=== Section Start ===
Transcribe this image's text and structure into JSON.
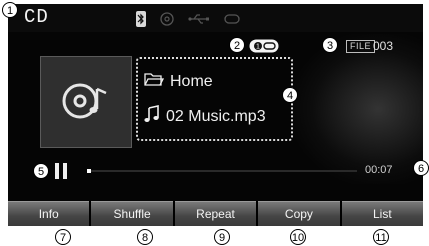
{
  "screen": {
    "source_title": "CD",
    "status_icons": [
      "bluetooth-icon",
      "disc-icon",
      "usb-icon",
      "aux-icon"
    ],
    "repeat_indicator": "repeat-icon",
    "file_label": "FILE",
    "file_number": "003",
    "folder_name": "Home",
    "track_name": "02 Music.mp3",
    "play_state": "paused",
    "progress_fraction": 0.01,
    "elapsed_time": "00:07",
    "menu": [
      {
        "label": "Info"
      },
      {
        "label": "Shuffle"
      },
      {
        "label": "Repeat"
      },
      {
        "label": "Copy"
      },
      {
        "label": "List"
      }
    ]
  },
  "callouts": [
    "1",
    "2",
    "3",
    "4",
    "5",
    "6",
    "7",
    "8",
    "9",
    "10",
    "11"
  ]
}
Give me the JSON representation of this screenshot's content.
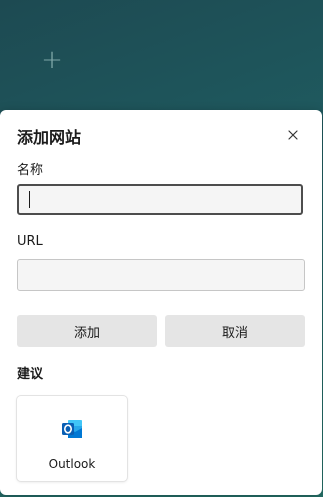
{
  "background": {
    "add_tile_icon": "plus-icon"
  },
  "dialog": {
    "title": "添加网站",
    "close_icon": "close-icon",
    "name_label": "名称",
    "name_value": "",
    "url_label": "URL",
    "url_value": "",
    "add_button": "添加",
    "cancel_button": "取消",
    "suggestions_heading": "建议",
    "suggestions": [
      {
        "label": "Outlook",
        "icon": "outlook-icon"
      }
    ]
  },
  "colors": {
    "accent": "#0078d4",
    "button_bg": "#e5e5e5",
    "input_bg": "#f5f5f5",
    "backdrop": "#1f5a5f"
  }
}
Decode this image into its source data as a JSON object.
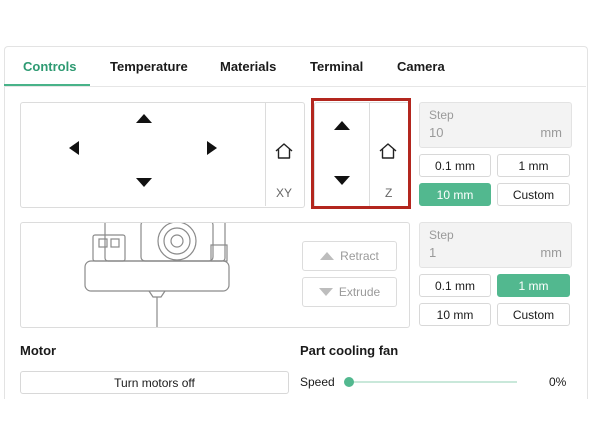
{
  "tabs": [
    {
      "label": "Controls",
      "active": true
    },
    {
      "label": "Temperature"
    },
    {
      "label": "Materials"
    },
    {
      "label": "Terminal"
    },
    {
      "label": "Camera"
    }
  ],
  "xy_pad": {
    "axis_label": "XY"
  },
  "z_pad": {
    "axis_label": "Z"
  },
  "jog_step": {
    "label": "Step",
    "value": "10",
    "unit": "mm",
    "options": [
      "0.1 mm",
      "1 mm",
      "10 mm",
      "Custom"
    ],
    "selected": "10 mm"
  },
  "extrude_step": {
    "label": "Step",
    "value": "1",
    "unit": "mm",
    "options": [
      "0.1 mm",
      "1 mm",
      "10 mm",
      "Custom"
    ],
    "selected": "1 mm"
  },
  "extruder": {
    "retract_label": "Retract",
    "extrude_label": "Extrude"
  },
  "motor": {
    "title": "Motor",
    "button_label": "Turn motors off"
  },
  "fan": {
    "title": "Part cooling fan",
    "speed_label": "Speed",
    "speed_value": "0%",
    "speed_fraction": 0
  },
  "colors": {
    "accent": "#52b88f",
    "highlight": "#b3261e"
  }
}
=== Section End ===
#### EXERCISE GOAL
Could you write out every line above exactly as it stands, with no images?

#### OUTPUT FOR THIS EXERCISE
Transcribe this image's text and structure into JSON.
{
  "screen": {
    "source_title": "CD",
    "status_icons": [
      "bluetooth-icon",
      "disc-icon",
      "usb-icon",
      "aux-icon"
    ],
    "repeat_indicator": "repeat-icon",
    "file_label": "FILE",
    "file_number": "003",
    "folder_name": "Home",
    "track_name": "02 Music.mp3",
    "play_state": "paused",
    "progress_fraction": 0.01,
    "elapsed_time": "00:07",
    "menu": [
      {
        "label": "Info"
      },
      {
        "label": "Shuffle"
      },
      {
        "label": "Repeat"
      },
      {
        "label": "Copy"
      },
      {
        "label": "List"
      }
    ]
  },
  "callouts": [
    "1",
    "2",
    "3",
    "4",
    "5",
    "6",
    "7",
    "8",
    "9",
    "10",
    "11"
  ]
}
Give me the JSON representation of this screenshot's content.
{
  "background": {
    "add_tile_icon": "plus-icon"
  },
  "dialog": {
    "title": "添加网站",
    "close_icon": "close-icon",
    "name_label": "名称",
    "name_value": "",
    "url_label": "URL",
    "url_value": "",
    "add_button": "添加",
    "cancel_button": "取消",
    "suggestions_heading": "建议",
    "suggestions": [
      {
        "label": "Outlook",
        "icon": "outlook-icon"
      }
    ]
  },
  "colors": {
    "accent": "#0078d4",
    "button_bg": "#e5e5e5",
    "input_bg": "#f5f5f5",
    "backdrop": "#1f5a5f"
  }
}
Decode this image into its source data as a JSON object.
{
  "tabs": [
    {
      "label": "Controls",
      "active": true
    },
    {
      "label": "Temperature"
    },
    {
      "label": "Materials"
    },
    {
      "label": "Terminal"
    },
    {
      "label": "Camera"
    }
  ],
  "xy_pad": {
    "axis_label": "XY"
  },
  "z_pad": {
    "axis_label": "Z"
  },
  "jog_step": {
    "label": "Step",
    "value": "10",
    "unit": "mm",
    "options": [
      "0.1 mm",
      "1 mm",
      "10 mm",
      "Custom"
    ],
    "selected": "10 mm"
  },
  "extrude_step": {
    "label": "Step",
    "value": "1",
    "unit": "mm",
    "options": [
      "0.1 mm",
      "1 mm",
      "10 mm",
      "Custom"
    ],
    "selected": "1 mm"
  },
  "extruder": {
    "retract_label": "Retract",
    "extrude_label": "Extrude"
  },
  "motor": {
    "title": "Motor",
    "button_label": "Turn motors off"
  },
  "fan": {
    "title": "Part cooling fan",
    "speed_label": "Speed",
    "speed_value": "0%",
    "speed_fraction": 0
  },
  "colors": {
    "accent": "#52b88f",
    "highlight": "#b3261e"
  }
}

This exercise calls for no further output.